* [MATERIAL PROVIDED]:
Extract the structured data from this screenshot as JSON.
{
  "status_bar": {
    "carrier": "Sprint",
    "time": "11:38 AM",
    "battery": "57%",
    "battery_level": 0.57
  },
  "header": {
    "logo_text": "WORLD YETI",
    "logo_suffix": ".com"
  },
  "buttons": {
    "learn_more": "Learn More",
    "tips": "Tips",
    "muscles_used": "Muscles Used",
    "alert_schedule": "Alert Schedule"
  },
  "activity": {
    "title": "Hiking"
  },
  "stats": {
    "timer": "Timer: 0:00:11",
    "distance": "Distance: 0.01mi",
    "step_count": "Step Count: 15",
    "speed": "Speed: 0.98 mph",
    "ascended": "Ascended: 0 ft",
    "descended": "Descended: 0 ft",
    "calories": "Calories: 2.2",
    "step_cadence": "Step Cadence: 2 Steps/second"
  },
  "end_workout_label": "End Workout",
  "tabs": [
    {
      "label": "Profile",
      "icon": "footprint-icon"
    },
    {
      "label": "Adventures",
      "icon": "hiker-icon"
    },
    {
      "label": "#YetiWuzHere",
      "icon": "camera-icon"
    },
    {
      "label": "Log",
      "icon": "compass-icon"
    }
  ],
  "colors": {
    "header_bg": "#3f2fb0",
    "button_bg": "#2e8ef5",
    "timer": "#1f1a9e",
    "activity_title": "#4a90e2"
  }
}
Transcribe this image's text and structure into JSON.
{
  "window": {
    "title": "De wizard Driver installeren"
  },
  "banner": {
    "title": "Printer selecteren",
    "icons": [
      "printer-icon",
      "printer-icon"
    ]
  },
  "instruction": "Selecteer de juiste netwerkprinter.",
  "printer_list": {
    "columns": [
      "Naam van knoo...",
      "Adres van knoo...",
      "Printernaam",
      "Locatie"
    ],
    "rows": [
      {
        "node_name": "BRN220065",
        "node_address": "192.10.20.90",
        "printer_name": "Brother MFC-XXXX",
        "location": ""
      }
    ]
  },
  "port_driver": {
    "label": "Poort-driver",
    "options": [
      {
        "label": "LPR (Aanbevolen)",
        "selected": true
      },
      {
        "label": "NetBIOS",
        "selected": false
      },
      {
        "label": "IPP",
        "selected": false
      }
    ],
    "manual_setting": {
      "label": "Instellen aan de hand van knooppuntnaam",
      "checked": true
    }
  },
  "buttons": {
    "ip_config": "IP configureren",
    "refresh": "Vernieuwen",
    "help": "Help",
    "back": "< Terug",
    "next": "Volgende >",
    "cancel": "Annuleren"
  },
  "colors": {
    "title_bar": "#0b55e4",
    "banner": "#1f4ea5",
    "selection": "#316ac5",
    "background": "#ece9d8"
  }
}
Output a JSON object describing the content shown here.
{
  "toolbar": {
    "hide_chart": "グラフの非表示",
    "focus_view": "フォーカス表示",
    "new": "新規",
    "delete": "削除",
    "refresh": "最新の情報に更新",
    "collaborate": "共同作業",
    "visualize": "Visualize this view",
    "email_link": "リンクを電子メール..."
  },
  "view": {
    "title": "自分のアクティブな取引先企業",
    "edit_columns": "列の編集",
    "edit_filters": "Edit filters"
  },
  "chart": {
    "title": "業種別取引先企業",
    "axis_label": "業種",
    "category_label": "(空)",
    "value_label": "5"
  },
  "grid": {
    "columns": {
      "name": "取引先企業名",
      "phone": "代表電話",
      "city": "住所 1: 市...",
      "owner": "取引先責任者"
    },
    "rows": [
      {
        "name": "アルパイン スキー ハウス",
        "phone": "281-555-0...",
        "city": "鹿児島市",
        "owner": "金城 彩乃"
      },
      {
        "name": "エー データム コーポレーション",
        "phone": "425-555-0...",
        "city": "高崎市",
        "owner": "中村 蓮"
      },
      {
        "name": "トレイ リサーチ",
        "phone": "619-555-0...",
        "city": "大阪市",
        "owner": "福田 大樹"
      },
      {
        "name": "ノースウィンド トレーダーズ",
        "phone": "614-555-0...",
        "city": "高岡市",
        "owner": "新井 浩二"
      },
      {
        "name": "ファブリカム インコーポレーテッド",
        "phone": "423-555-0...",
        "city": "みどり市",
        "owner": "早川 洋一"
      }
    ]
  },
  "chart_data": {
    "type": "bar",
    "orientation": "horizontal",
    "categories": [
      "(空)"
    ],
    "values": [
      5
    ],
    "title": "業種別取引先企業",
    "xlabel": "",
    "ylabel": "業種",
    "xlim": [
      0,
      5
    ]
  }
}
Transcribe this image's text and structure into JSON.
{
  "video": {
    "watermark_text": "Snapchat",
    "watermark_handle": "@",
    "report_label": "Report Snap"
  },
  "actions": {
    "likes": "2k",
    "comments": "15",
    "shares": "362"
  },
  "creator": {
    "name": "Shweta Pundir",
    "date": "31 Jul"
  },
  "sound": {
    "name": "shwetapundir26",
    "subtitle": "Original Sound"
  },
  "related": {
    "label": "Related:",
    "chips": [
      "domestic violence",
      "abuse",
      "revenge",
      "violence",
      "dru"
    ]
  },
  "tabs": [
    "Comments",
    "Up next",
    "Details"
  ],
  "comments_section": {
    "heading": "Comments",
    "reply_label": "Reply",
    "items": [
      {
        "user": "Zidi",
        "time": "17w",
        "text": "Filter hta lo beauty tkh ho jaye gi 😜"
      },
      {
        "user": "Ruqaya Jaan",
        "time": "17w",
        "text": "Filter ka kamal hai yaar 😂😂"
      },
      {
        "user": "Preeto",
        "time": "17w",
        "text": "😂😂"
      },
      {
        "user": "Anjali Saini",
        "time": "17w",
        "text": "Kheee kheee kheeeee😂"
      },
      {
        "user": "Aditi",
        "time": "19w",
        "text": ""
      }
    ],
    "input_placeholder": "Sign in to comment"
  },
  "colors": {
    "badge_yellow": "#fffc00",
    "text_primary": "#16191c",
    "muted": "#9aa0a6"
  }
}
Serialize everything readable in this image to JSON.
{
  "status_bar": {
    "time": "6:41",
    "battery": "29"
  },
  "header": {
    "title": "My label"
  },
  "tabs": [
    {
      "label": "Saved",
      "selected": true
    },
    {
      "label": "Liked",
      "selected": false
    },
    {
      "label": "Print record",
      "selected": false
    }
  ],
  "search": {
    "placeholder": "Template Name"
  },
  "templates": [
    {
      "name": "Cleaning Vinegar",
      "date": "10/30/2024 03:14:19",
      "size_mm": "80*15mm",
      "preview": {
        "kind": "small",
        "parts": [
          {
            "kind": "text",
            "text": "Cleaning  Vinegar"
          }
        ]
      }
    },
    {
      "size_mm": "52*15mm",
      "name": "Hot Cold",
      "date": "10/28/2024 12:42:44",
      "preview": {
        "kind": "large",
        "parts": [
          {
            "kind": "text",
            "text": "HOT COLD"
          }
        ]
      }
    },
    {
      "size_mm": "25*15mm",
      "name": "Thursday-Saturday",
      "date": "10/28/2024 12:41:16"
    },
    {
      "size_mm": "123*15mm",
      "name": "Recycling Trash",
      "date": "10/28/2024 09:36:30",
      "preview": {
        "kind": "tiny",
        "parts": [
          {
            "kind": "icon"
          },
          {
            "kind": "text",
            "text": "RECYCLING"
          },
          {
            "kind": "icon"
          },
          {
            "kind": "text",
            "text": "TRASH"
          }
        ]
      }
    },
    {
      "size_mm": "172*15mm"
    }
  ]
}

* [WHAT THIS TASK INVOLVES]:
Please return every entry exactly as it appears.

* [RESULT]:
Extract the structured data from this screenshot as JSON.
{
  "status_bar": {
    "carrier": "Sprint",
    "time": "11:38 AM",
    "battery": "57%",
    "battery_level": 0.57
  },
  "header": {
    "logo_text": "WORLD YETI",
    "logo_suffix": ".com"
  },
  "buttons": {
    "learn_more": "Learn More",
    "tips": "Tips",
    "muscles_used": "Muscles Used",
    "alert_schedule": "Alert Schedule"
  },
  "activity": {
    "title": "Hiking"
  },
  "stats": {
    "timer": "Timer: 0:00:11",
    "distance": "Distance: 0.01mi",
    "step_count": "Step Count: 15",
    "speed": "Speed: 0.98 mph",
    "ascended": "Ascended: 0 ft",
    "descended": "Descended: 0 ft",
    "calories": "Calories: 2.2",
    "step_cadence": "Step Cadence: 2 Steps/second"
  },
  "end_workout_label": "End Workout",
  "tabs": [
    {
      "label": "Profile",
      "icon": "footprint-icon"
    },
    {
      "label": "Adventures",
      "icon": "hiker-icon"
    },
    {
      "label": "#YetiWuzHere",
      "icon": "camera-icon"
    },
    {
      "label": "Log",
      "icon": "compass-icon"
    }
  ],
  "colors": {
    "header_bg": "#3f2fb0",
    "button_bg": "#2e8ef5",
    "timer": "#1f1a9e",
    "activity_title": "#4a90e2"
  }
}
Transcribe this image's text and structure into JSON.
{
  "window": {
    "title": "De wizard Driver installeren"
  },
  "banner": {
    "title": "Printer selecteren",
    "icons": [
      "printer-icon",
      "printer-icon"
    ]
  },
  "instruction": "Selecteer de juiste netwerkprinter.",
  "printer_list": {
    "columns": [
      "Naam van knoo...",
      "Adres van knoo...",
      "Printernaam",
      "Locatie"
    ],
    "rows": [
      {
        "node_name": "BRN220065",
        "node_address": "192.10.20.90",
        "printer_name": "Brother MFC-XXXX",
        "location": ""
      }
    ]
  },
  "port_driver": {
    "label": "Poort-driver",
    "options": [
      {
        "label": "LPR (Aanbevolen)",
        "selected": true
      },
      {
        "label": "NetBIOS",
        "selected": false
      },
      {
        "label": "IPP",
        "selected": false
      }
    ],
    "manual_setting": {
      "label": "Instellen aan de hand van knooppuntnaam",
      "checked": true
    }
  },
  "buttons": {
    "ip_config": "IP configureren",
    "refresh": "Vernieuwen",
    "help": "Help",
    "back": "< Terug",
    "next": "Volgende >",
    "cancel": "Annuleren"
  },
  "colors": {
    "title_bar": "#0b55e4",
    "banner": "#1f4ea5",
    "selection": "#316ac5",
    "background": "#ece9d8"
  }
}
Output a JSON object describing the content shown here.
{
  "toolbar": {
    "hide_chart": "グラフの非表示",
    "focus_view": "フォーカス表示",
    "new": "新規",
    "delete": "削除",
    "refresh": "最新の情報に更新",
    "collaborate": "共同作業",
    "visualize": "Visualize this view",
    "email_link": "リンクを電子メール..."
  },
  "view": {
    "title": "自分のアクティブな取引先企業",
    "edit_columns": "列の編集",
    "edit_filters": "Edit filters"
  },
  "chart": {
    "title": "業種別取引先企業",
    "axis_label": "業種",
    "category_label": "(空)",
    "value_label": "5"
  },
  "grid": {
    "columns": {
      "name": "取引先企業名",
      "phone": "代表電話",
      "city": "住所 1: 市...",
      "owner": "取引先責任者"
    },
    "rows": [
      {
        "name": "アルパイン スキー ハウス",
        "phone": "281-555-0...",
        "city": "鹿児島市",
        "owner": "金城 彩乃"
      },
      {
        "name": "エー データム コーポレーション",
        "phone": "425-555-0...",
        "city": "高崎市",
        "owner": "中村 蓮"
      },
      {
        "name": "トレイ リサーチ",
        "phone": "619-555-0...",
        "city": "大阪市",
        "owner": "福田 大樹"
      },
      {
        "name": "ノースウィンド トレーダーズ",
        "phone": "614-555-0...",
        "city": "高岡市",
        "owner": "新井 浩二"
      },
      {
        "name": "ファブリカム インコーポレーテッド",
        "phone": "423-555-0...",
        "city": "みどり市",
        "owner": "早川 洋一"
      }
    ]
  },
  "chart_data": {
    "type": "bar",
    "orientation": "horizontal",
    "categories": [
      "(空)"
    ],
    "values": [
      5
    ],
    "title": "業種別取引先企業",
    "xlabel": "",
    "ylabel": "業種",
    "xlim": [
      0,
      5
    ]
  }
}
Transcribe this image's text and structure into JSON.
{
  "video": {
    "watermark_text": "Snapchat",
    "watermark_handle": "@",
    "report_label": "Report Snap"
  },
  "actions": {
    "likes": "2k",
    "comments": "15",
    "shares": "362"
  },
  "creator": {
    "name": "Shweta Pundir",
    "date": "31 Jul"
  },
  "sound": {
    "name": "shwetapundir26",
    "subtitle": "Original Sound"
  },
  "related": {
    "label": "Related:",
    "chips": [
      "domestic violence",
      "abuse",
      "revenge",
      "violence",
      "dru"
    ]
  },
  "tabs": [
    "Comments",
    "Up next",
    "Details"
  ],
  "comments_section": {
    "heading": "Comments",
    "reply_label": "Reply",
    "items": [
      {
        "user": "Zidi",
        "time": "17w",
        "text": "Filter hta lo beauty tkh ho jaye gi 😜"
      },
      {
        "user": "Ruqaya Jaan",
        "time": "17w",
        "text": "Filter ka kamal hai yaar 😂😂"
      },
      {
        "user": "Preeto",
        "time": "17w",
        "text": "😂😂"
      },
      {
        "user": "Anjali Saini",
        "time": "17w",
        "text": "Kheee kheee kheeeee😂"
      },
      {
        "user": "Aditi",
        "time": "19w",
        "text": ""
      }
    ],
    "input_placeholder": "Sign in to comment"
  },
  "colors": {
    "badge_yellow": "#fffc00",
    "text_primary": "#16191c",
    "muted": "#9aa0a6"
  }
}
Serialize everything readable in this image to JSON.
{
  "status_bar": {
    "time": "6:41",
    "battery": "29"
  },
  "header": {
    "title": "My label"
  },
  "tabs": [
    {
      "label": "Saved",
      "selected": true
    },
    {
      "label": "Liked",
      "selected": false
    },
    {
      "label": "Print record",
      "selected": false
    }
  ],
  "search": {
    "placeholder": "Template Name"
  },
  "templates": [
    {
      "name": "Cleaning Vinegar",
      "date": "10/30/2024 03:14:19",
      "size_mm": "80*15mm",
      "preview": {
        "kind": "small",
        "parts": [
          {
            "kind": "text",
            "text": "Cleaning  Vinegar"
          }
        ]
      }
    },
    {
      "size_mm": "52*15mm",
      "name": "Hot Cold",
      "date": "10/28/2024 12:42:44",
      "preview": {
        "kind": "large",
        "parts": [
          {
            "kind": "text",
            "text": "HOT COLD"
          }
        ]
      }
    },
    {
      "size_mm": "25*15mm",
      "name": "Thursday-Saturday",
      "date": "10/28/2024 12:41:16"
    },
    {
      "size_mm": "123*15mm",
      "name": "Recycling Trash",
      "date": "10/28/2024 09:36:30",
      "preview": {
        "kind": "tiny",
        "parts": [
          {
            "kind": "icon"
          },
          {
            "kind": "text",
            "text": "RECYCLING"
          },
          {
            "kind": "icon"
          },
          {
            "kind": "text",
            "text": "TRASH"
          }
        ]
      }
    },
    {
      "size_mm": "172*15mm"
    }
  ]
}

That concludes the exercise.